***** Data supplied

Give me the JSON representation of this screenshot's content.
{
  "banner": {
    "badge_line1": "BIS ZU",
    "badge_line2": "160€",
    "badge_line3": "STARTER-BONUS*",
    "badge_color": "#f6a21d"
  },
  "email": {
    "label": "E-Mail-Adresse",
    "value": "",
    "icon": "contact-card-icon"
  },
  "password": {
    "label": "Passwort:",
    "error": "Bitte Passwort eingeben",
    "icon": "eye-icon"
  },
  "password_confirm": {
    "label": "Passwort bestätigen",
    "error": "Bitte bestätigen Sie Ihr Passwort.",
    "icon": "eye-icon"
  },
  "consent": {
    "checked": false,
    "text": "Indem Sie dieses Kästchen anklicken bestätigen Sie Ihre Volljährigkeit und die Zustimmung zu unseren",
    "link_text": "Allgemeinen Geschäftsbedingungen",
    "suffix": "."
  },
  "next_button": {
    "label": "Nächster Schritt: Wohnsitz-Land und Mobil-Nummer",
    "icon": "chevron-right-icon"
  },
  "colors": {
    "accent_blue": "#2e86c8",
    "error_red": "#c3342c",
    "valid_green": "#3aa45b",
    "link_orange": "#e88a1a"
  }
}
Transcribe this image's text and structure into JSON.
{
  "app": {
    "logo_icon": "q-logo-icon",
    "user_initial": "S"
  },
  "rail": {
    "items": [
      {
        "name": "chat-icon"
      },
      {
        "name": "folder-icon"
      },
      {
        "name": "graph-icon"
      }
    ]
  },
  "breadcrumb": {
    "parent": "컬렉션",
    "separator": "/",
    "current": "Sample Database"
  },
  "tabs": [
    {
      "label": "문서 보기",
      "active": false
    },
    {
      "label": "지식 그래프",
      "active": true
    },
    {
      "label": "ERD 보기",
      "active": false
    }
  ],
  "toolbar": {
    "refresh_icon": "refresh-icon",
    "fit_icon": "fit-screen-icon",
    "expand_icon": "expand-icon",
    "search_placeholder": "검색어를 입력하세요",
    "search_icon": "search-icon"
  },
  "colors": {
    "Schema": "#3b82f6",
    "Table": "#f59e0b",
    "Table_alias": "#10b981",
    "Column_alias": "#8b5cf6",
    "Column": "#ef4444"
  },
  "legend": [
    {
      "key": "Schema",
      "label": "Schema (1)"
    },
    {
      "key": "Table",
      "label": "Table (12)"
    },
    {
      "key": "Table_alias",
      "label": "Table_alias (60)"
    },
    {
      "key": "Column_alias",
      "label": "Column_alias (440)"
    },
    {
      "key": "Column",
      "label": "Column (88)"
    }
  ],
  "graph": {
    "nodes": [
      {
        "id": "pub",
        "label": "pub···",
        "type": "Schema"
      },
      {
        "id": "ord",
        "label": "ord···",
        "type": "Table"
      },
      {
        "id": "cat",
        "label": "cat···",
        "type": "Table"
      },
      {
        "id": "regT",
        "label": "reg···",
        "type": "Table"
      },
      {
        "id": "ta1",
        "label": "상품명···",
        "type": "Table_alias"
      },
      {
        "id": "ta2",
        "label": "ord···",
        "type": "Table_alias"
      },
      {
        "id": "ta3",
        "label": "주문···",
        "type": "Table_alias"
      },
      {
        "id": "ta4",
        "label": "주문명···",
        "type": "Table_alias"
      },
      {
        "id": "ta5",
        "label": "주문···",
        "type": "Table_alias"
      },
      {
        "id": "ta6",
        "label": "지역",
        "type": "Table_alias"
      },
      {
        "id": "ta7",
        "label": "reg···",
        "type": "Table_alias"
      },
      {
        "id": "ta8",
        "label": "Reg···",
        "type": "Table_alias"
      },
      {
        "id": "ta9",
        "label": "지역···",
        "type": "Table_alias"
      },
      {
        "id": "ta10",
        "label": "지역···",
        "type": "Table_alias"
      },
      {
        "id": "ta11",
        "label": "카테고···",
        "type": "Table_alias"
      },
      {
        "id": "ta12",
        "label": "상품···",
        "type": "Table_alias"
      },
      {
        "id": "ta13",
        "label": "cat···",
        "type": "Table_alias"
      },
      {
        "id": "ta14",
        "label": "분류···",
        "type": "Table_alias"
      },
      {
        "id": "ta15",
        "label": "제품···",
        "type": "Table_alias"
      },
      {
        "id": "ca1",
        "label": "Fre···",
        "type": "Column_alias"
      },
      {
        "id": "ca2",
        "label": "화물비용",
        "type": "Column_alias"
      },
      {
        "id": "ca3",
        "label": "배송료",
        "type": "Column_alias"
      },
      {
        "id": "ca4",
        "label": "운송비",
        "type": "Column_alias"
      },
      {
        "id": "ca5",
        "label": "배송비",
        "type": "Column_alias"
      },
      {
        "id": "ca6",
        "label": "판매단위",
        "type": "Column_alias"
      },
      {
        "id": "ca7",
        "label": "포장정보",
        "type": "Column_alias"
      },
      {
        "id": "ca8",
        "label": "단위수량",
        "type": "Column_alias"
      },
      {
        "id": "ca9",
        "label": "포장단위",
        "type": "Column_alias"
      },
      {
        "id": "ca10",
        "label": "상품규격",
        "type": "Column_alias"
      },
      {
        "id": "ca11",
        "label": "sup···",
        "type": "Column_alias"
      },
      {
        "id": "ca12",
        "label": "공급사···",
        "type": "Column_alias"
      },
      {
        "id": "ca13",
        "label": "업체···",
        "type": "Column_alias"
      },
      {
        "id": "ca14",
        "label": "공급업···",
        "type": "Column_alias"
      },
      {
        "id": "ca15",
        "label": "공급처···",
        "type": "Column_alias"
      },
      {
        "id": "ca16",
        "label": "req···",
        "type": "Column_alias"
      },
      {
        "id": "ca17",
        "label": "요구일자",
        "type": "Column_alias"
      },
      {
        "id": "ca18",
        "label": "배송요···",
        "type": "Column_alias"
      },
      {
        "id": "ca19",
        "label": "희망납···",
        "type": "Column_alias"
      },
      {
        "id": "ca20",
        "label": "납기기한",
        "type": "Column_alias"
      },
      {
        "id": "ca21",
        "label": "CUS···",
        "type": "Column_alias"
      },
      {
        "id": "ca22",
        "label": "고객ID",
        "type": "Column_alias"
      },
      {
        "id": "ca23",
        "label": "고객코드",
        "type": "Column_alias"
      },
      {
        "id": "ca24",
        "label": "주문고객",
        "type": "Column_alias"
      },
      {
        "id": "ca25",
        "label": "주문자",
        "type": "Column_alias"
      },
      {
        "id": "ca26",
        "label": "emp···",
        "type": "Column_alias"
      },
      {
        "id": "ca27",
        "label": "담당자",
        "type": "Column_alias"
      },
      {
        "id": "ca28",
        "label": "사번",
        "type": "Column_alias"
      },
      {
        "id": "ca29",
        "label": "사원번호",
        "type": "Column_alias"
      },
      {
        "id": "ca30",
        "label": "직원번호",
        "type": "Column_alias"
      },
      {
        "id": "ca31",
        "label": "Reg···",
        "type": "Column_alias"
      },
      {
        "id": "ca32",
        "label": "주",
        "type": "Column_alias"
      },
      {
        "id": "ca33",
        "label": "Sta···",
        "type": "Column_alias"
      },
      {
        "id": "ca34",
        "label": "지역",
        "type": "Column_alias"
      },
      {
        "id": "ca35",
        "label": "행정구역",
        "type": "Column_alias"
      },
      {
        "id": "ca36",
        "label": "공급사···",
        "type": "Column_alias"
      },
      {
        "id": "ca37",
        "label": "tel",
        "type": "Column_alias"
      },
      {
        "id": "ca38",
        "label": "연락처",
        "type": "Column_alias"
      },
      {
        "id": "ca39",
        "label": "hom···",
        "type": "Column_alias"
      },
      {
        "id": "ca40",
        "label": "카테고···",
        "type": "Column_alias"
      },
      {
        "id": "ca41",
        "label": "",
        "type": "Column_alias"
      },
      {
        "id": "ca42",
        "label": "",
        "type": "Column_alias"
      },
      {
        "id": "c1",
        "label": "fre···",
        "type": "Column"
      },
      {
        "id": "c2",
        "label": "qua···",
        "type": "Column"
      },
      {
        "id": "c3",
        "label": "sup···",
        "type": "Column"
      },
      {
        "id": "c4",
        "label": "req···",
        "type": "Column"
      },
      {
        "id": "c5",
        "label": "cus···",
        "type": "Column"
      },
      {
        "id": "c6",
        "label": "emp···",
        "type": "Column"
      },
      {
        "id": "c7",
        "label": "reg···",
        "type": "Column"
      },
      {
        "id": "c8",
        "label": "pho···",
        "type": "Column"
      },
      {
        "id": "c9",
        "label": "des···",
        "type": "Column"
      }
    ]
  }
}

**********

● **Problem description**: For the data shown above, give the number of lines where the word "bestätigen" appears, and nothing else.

● **The answer**: 3